The Impact for Companies Doing Business in Nebraska

The South Dakota v. Wayfair case was only concerned with whether companies must have a physical presence in the state to be charged sales tax, so the nuances of individual state tax laws have not yet been tested. However, there are some important takeaways. For example, it appears that e-commerce companies will only be liable for state sales tax if they exceed a certain transaction threshold. As a result, businesses that only sell in a state occasionally will not be impacted. Once the dust has settled and states have passed appropriate legislation in response to this new development, e-commerce companies should consider the following points before offering goods for sales in each state:
  • What do I sell?
  • How much do I sell to a state?
  • Who are my customers?
  • Risk vs Reward
With this information, you can make business decisions that protect your bottom line profits – and you can be sure you stay on the right side of the law, so you don’t face heavy fines. Nebraska is one of the states that has not yet created a legislative response to this decision. While the state did attempt to pass a bill establishing tax for e-commerce sales in the most recent legislative session, it was unsuccessful. Now that the South Dakota v. Wayfair decision has been announced, there is a sense of urgency for getting a law passed in the next session. By some estimates, the additional taxes could add anywhere from $30 million to $40 million to Nebraska’s revenue.  The Nebraska Department of Revenue has taken a position that a law change is not necessary and they will begin enforcement on January 1. 2019. There is still a long list of questions on how these policy changes will be applied, and both states and businesses are hoping for answers over the next few months. In the meantime, if you do any volume of business in Nebraska, keep a close watch on legislative developments to ensure you are fully prepared to comply with relevant regulations.

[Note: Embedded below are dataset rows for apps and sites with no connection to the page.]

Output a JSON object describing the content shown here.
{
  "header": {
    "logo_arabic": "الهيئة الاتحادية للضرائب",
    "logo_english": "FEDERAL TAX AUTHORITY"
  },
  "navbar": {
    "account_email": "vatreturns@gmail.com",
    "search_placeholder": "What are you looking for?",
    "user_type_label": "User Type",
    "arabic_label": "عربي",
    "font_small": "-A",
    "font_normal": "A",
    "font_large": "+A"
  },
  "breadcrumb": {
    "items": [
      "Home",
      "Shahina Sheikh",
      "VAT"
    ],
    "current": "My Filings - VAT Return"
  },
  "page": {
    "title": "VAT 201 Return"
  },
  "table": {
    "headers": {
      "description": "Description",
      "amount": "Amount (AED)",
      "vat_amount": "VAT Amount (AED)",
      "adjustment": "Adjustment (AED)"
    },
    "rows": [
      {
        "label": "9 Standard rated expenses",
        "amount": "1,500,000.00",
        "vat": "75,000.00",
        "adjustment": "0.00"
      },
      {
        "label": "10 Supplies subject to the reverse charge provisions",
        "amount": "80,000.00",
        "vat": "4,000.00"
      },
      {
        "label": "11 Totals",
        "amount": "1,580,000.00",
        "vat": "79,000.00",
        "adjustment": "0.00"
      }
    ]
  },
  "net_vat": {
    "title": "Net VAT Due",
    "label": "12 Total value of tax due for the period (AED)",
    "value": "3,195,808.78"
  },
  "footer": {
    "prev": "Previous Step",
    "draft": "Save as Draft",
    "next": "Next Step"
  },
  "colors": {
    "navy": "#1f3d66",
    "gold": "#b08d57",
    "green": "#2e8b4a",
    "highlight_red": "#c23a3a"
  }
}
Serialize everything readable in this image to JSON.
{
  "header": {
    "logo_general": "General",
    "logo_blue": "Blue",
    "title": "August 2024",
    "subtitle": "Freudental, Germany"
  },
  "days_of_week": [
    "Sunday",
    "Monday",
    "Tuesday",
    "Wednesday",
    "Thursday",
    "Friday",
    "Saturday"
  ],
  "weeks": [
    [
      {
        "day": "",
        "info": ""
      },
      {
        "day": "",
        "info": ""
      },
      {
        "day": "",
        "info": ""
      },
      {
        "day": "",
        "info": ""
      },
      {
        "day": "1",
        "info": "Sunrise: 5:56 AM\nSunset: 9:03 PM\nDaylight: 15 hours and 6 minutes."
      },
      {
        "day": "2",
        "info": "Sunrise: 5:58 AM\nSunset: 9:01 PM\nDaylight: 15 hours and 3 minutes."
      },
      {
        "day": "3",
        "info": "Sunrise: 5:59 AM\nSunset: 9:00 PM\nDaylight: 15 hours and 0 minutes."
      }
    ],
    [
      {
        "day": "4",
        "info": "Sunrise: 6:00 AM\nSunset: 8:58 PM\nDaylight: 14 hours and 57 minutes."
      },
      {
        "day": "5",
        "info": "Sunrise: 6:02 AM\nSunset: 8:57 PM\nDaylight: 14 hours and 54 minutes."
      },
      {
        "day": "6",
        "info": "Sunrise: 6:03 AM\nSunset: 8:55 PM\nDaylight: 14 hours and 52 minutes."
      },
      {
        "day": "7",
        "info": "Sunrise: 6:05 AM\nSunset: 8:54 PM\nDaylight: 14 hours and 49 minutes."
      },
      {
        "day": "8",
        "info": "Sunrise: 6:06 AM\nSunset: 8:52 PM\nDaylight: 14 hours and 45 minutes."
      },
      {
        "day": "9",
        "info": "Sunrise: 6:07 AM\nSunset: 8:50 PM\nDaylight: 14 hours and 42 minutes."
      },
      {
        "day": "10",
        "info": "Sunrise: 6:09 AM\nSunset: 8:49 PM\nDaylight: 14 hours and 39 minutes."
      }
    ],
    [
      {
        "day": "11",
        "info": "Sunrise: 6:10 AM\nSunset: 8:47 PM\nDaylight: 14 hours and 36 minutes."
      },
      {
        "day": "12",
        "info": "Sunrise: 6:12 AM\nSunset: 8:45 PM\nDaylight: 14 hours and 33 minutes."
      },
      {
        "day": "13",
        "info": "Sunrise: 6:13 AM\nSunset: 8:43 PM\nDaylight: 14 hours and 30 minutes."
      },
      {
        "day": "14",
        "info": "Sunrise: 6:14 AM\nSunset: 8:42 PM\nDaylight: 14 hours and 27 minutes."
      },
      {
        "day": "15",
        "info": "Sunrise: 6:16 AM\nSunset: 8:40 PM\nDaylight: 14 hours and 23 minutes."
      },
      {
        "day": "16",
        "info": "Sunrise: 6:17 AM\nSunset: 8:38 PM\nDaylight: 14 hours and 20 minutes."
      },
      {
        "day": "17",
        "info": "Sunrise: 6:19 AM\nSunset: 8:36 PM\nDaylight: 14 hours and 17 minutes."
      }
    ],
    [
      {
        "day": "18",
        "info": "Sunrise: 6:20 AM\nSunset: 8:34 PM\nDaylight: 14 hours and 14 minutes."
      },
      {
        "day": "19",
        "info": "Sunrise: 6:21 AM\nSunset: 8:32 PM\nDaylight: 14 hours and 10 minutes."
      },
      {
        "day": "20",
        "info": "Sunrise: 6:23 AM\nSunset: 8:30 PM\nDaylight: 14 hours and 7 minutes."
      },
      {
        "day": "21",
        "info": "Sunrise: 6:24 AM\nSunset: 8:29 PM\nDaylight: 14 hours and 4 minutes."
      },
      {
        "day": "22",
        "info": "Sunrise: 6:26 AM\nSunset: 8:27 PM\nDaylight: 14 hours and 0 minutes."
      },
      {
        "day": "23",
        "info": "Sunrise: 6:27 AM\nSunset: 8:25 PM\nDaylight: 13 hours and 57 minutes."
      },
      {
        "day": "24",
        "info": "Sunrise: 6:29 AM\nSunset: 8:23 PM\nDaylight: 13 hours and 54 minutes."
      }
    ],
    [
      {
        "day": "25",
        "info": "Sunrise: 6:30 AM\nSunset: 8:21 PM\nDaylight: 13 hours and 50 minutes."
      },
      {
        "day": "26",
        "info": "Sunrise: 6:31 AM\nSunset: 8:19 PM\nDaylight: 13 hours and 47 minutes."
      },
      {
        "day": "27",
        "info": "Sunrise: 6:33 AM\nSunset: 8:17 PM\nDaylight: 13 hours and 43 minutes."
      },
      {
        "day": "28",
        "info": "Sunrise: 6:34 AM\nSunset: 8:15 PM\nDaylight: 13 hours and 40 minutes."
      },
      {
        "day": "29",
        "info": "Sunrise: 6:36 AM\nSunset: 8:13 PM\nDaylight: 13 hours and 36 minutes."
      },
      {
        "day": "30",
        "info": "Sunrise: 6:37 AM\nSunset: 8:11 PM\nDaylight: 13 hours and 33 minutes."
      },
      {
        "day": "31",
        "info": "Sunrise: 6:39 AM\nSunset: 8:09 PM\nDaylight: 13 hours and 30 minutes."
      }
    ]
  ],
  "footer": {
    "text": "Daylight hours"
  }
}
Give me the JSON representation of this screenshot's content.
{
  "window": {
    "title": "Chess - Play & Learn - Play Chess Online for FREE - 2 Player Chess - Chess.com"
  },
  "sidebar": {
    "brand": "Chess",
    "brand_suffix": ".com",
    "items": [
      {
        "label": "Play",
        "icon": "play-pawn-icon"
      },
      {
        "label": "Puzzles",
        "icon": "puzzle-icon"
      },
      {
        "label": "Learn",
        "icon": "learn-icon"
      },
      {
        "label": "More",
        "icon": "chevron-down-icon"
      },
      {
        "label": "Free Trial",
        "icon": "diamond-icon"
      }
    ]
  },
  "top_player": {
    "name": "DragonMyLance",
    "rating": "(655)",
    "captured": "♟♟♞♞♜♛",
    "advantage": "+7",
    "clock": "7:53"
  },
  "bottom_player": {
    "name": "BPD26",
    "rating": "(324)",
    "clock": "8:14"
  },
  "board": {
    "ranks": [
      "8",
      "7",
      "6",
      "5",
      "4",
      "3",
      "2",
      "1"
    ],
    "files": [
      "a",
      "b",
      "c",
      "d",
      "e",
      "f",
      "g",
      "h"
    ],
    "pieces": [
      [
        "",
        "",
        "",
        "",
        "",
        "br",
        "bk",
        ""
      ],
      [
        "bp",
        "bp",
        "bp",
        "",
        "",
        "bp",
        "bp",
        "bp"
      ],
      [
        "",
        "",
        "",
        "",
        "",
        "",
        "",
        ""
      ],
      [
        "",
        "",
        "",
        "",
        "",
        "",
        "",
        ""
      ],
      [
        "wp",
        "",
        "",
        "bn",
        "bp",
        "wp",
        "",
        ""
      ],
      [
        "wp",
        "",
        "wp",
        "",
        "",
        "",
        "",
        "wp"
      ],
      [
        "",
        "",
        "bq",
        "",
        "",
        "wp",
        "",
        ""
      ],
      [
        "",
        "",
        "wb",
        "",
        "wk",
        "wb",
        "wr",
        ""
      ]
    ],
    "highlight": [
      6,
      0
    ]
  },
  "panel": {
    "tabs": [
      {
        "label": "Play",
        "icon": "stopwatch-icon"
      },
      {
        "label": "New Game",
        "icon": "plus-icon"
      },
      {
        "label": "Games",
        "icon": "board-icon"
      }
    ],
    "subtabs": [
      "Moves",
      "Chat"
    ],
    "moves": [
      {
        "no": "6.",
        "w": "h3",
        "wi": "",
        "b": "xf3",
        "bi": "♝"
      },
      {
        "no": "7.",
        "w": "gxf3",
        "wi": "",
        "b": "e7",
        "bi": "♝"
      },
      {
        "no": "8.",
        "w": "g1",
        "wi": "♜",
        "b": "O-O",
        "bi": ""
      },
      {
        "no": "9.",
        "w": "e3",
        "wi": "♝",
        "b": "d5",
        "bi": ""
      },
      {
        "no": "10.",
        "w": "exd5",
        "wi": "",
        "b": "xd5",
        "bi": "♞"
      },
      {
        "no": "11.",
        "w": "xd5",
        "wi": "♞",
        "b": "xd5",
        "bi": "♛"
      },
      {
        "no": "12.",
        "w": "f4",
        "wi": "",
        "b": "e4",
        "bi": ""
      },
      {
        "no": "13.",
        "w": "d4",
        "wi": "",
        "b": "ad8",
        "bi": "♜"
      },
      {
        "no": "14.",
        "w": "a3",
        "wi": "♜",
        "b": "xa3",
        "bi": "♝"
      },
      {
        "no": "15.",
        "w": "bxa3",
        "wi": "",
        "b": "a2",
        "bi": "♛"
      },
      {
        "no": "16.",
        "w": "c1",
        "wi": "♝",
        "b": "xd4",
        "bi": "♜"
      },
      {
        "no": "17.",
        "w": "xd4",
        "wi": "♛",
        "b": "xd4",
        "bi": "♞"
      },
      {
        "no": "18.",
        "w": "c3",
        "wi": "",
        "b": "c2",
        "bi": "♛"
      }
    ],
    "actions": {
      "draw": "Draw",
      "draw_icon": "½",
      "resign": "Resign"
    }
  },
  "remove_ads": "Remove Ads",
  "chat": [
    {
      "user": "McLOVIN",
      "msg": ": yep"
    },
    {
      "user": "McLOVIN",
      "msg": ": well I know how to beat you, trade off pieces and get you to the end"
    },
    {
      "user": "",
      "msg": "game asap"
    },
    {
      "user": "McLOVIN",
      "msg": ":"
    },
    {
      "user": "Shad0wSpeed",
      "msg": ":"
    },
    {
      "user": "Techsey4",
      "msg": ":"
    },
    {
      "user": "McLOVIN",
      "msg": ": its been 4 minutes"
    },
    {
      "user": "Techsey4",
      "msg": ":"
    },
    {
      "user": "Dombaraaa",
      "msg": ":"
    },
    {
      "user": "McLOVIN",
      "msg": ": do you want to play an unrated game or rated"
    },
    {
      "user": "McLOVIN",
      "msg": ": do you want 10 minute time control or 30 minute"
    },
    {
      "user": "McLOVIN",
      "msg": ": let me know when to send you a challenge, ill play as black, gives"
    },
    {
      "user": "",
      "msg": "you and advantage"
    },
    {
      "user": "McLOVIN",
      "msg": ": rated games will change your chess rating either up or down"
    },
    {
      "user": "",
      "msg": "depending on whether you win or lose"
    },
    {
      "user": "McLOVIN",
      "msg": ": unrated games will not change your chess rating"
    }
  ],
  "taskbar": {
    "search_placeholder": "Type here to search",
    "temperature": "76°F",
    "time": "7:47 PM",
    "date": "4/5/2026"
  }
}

ABOUT THE AUTHOR

Stacy Watson

402.827.2048

swatson@lutz.us

STACY WATSON + TAX & CONSULTING SHAREHOLDER

Stacy Watson is a Tax and Consulting Shareholder at Lutz with over 20 years of experience in taxation. She has in-depth experience in providing state and local, income, franchise, sales, use and escheat taxes.

AREAS OF FOCUS
AFFILIATIONS AND CREDENTIALS
  • Nebraska Society of Certified Public Accountants, Member
  • Certified Public Accountant
EDUCATIONAL BACKGROUND
  • BSBA in Accounting, Creighton University, Omaha, NE
COMMUNITY SERVICE
  • Junior Achievement Heartland Family Services, Past Member
  • St. Stephen the Martyr, Various Boards

SIGN UP FOR OUR NEWSLETTERS!

We tap into the vast knowledge and experience within our organization to provide you with monthly content on topics and ideas that drive and challenge your company every day.

Toll-Free: 866.577.0780  |  Privacy Policy

All content © Lutz & Company, PC

OMAHA

13616 California Street, Suite 300

Omaha, NE 68154

P: 402.496.8800

HASTINGS

747 N Burlington Avenue, Suite 401

Hastings, NE 68901

P: 402.462.4154

LINCOLN 

115 Canopy Street, Suite 200

Lincoln, NE 68508

P: 531.500.2000

GRAND ISLAND

3320 James Road, Suite 100

Grand Island, NE 68803

P: 308.382.7850